• A gravel-filled saucer placed beneath a pot during the summer will reduce the amount of watering that is needed – remove these in autumn or the water they contain may freeze and damage the plants and the pot itself
• Water thoroughly around the base of plants rather than sprinkling their leaves where much of the water will bounce off and never make it to the soil
• It’s a good idea to have several watering cans dotted around the garden – you can fill them from a waterbutt or the hose when you do your routine watering and they will be on the spot to rescue thirsty plants
There’s a limited amount of food available to plants in pots and containers so it is important to make additional food available
Liquid feed regularly – once a week during the growing season is ideal, but any feeding is better than none
Top dress with a general fertiliser at the beginning of the growing season – fish, blood and bone is good for organic gardeners
For long term planting scrape off the top couple of inches (5cm) of soil and replace the compost every year or so
If you are reusing the multipurpose compost in your container, empty it into a bucket or barrow and give it a through stir as you add a general fertiliser, watch out for pests such as vine weevils – if they are present it is best not to reuse the compost
• Vine weevils are a particular problem for container grown plants; garden grown plants seem far better able to survive this pest. Often the first sign that you have a problem is that the plant collapses and dies – primula, and cyclamen seem particularly prone.
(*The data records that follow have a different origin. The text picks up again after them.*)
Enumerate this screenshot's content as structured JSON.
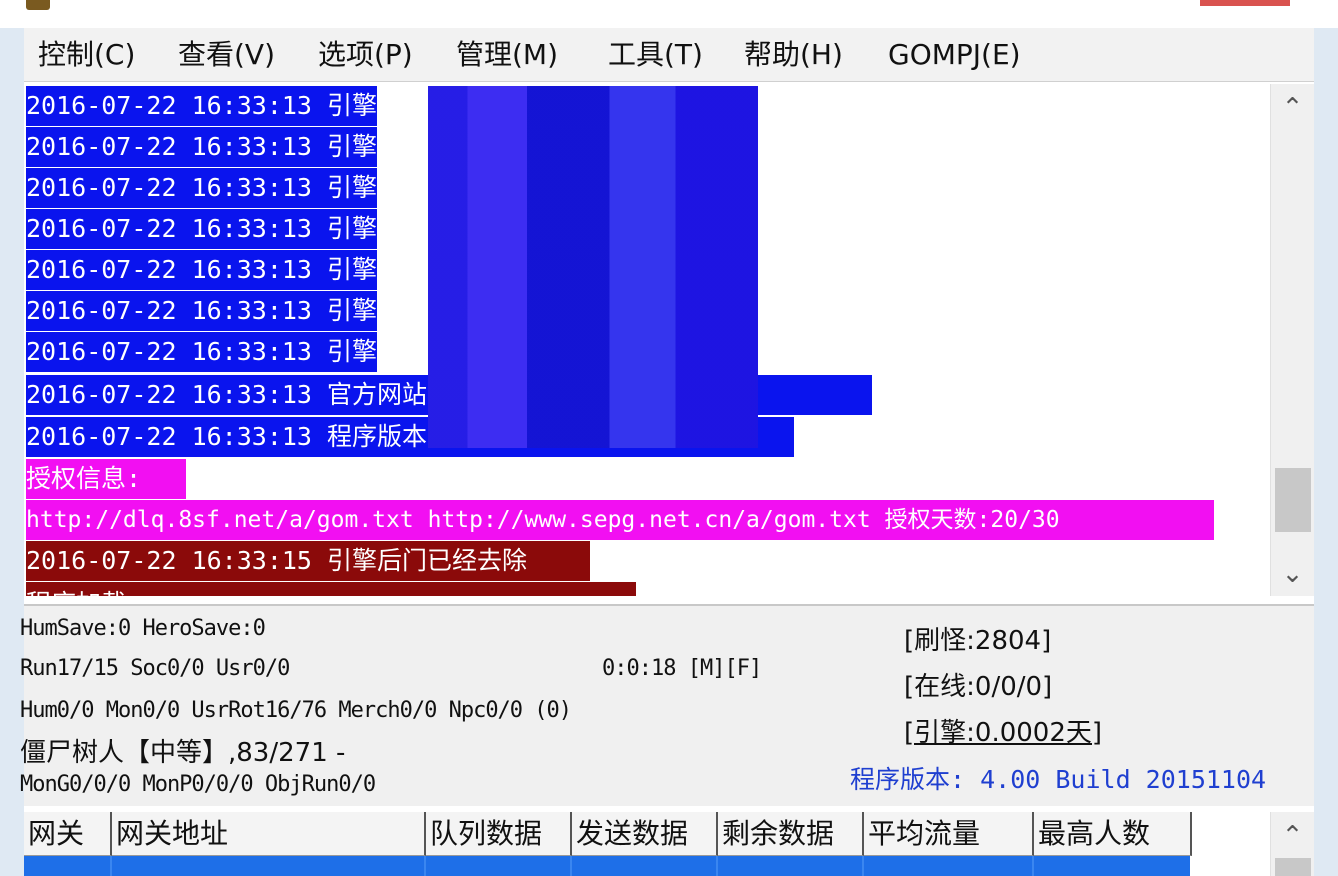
{
  "menu": {
    "items": [
      "控制(C)",
      "查看(V)",
      "选项(P)",
      "管理(M)",
      "工具(T)",
      "帮助(H)",
      "GOMPJ(E)"
    ]
  },
  "log": {
    "lines": [
      {
        "text": "2016-07-22 16:33:13 引擎",
        "style": "blue"
      },
      {
        "text": "2016-07-22 16:33:13 引擎",
        "style": "blue"
      },
      {
        "text": "2016-07-22 16:33:13 引擎",
        "style": "blue"
      },
      {
        "text": "2016-07-22 16:33:13 引擎",
        "style": "blue"
      },
      {
        "text": "2016-07-22 16:33:13 引擎",
        "style": "blue"
      },
      {
        "text": "2016-07-22 16:33:13 引擎",
        "style": "blue"
      },
      {
        "text": "2016-07-22 16:33:13 引擎",
        "style": "blue"
      },
      {
        "text": "2016-07-22 16:33:13 官方网站: http://www.g    ir.com",
        "style": "blue"
      },
      {
        "text": "2016-07-22 16:33:13 程序版本: 4.00 Build 20151104",
        "style": "blue"
      },
      {
        "text": "授权信息:",
        "style": "magenta"
      },
      {
        "text": "http://dlq.8sf.net/a/gom.txt http://www.sepg.net.cn/a/gom.txt 授权天数:20/30",
        "style": "magenta"
      },
      {
        "text": "2016-07-22 16:33:15 引擎后门已经去除",
        "style": "maroon"
      },
      {
        "text": "程序加载",
        "style": "maroon"
      }
    ]
  },
  "status": {
    "line1": "HumSave:0 HeroSave:0",
    "line2": "Run17/15 Soc0/0 Usr0/0",
    "timer": "0:0:18 [M][F]",
    "line3": "Hum0/0 Mon0/0 UsrRot16/76 Merch0/0 Npc0/0 (0)",
    "line4": "僵尸树人【中等】,83/271 -",
    "line5": "MonG0/0/0 MonP0/0/0 ObjRun0/0",
    "refresh": "[刷怪:2804]",
    "online": "[在线:0/0/0]",
    "engine": "[引擎:0.0002天]",
    "version": "程序版本: 4.00 Build 20151104"
  },
  "gate_table": {
    "columns": [
      "网关",
      "网关地址",
      "队列数据",
      "发送数据",
      "剩余数据",
      "平均流量",
      "最高人数"
    ]
  },
  "icons": {
    "scroll_up": "chevron-up-icon",
    "scroll_down": "chevron-down-icon"
  },
  "colors": {
    "log_blue": "#0a14ee",
    "log_magenta": "#f20ff2",
    "log_maroon": "#8b0a0a",
    "version_text": "#1f3fd0",
    "selected_row": "#1e6fe8"
  }
}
There are chemical treatments, but nothing effective for the organic gardener where prevention is better than cure. Vine weevils are often imported from the garden centres or elsewhere, so growing your own plants from scratch is a good way of avoiding them. If you do buy in plants, tip them out of their pot and look for the tell tale white grubs
• Slugs are the other bane of the container gardener. If you are growing something they like they will use every method they can to reach it and you will need to be vigilant to keep them at bay. There are various methods to deter them, including bands of copper tape round the pot, wool pellets that expand when watered and create a surface they do not like to crawl over (effective but not very decorative), sharp grit, and slug pellets, preferably those approved for organic gardens. The important thing to remember with slug pellets is that adding more than the recommended amount will not increase their effectiveness – one every 4 inches (10cm) is plenty – a blue mulch of them is wasteful and dangerous to wildlife.
If you’re after a little more inspiration the following posts from the blog are worth a look :